Any files that aren't accessed in this time period are then placed into quarantine, files placed in quarantine will be permanently deleted after 14 days unless they are recovered.  

To help with this, NCI has provided a tool that

  • tells you if there are files going to expire soon.
  • lists files that have been sent to quarantine.
  • provides recovery options for one or many files at a time.
  • shows the status of files being recovered.
  • and more.

To run this tool, use the command 

$ nci-file-expiry -h

Which will return:

From here you can choose to dive even deeper into these options by adding --help to the command line, for example:

$ nci-file-expiry recover --help

This gives a breakdown of what commands need to be entered for each tool.
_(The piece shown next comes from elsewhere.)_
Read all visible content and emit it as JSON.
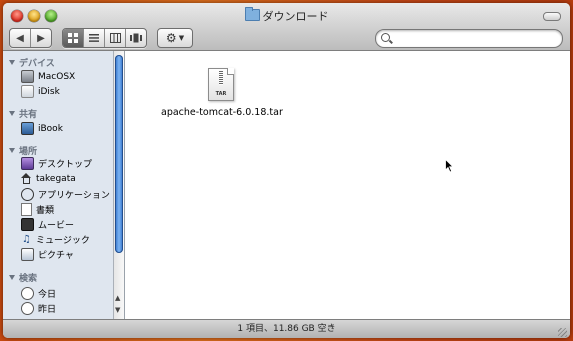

In this case, we can see below that to recover a file we need the Universally Unique IDentifier, or UUID, or the quarantined file we wish to recover. 

If the target directory does not exist, you may have to create that manually and also need to specify the filename it should be saved as. Example:

$ nci-file-expiry recover ca7547b7-2066-4c24-9feb-864b23c038de /scratch/xxy/ab1234/dir1/dirTwo/
If your target path includes special characters (like spaces, round brackets, etc.), please add escape characters in the path or include the entire path in double quotes.

Batch recovery

In case there are lots of files to be retrieved, consider using the batch-recover option. 

This, however, involves a few steps to setup:

  1. Get the full list of files in quarantine and redirect it to a file:
    $ nci-file-expiry list-quarantined > list_of_files.txt
  2. Edit this file to remove the entries for files that you are no longer interested in, including the top header line

  3. Use a combination of Unix utilities like awk, grep, to the output file to contain: <UUID> <path/to/quarantined/file>.

    Example:  awk '{print $1,$6}' < list_of_files.txt > final_list_of_files.txt
    Final entries in this file should be something similar to: 

    395087c4-0555-4521-8fe4-6899796aef93 /scratch/xxy/ab1234/abc/xyz/FDS6.7.7.tar.gz397465c4-0532-4957-8af4-6899678eaf39 /scratch/xxy/ab1234/dec/a3f/random.txt
    Note that if the target directory does not exist, you have to create that manually since nci-file-expiry will not create the path for you.

    The best thing of recovering lots of quarantined files is to recreate all the directories before submitting the recovery requests. Then you can recover all of the objects without issues.

    The --json flag to list-quarantined will generate JSON output which will have "type" field which is "d" for directories and "-" for files.  You will need to parse the output to select the directory and file names. For each directory name, simply run

    $ mkdir -p <directory name>

    to create the missing directories.

    For batch-recover option, target paths with special characters do not need to be escaped. 

    The --json flag to `list-quarantined` can be used for processing in a scripting language like Python.

  4. When this file is ready, just submit it for processing: 

    $ nci-file-expiry batch-recover final_list_of_files.txt
    It will scan the file for errors and let you know if there are any (this will be mostly target path related).
  5. Depending on the number of files in the request, it may take some time to recover all of them. You can keep checking the status of the recovery by occasionally running: 

    $ nci-file-expiry status

Authors: Yue Sun, Mohsin Ali, Andrew Johnston, Andrey Bliznyuk, Javed Shaikh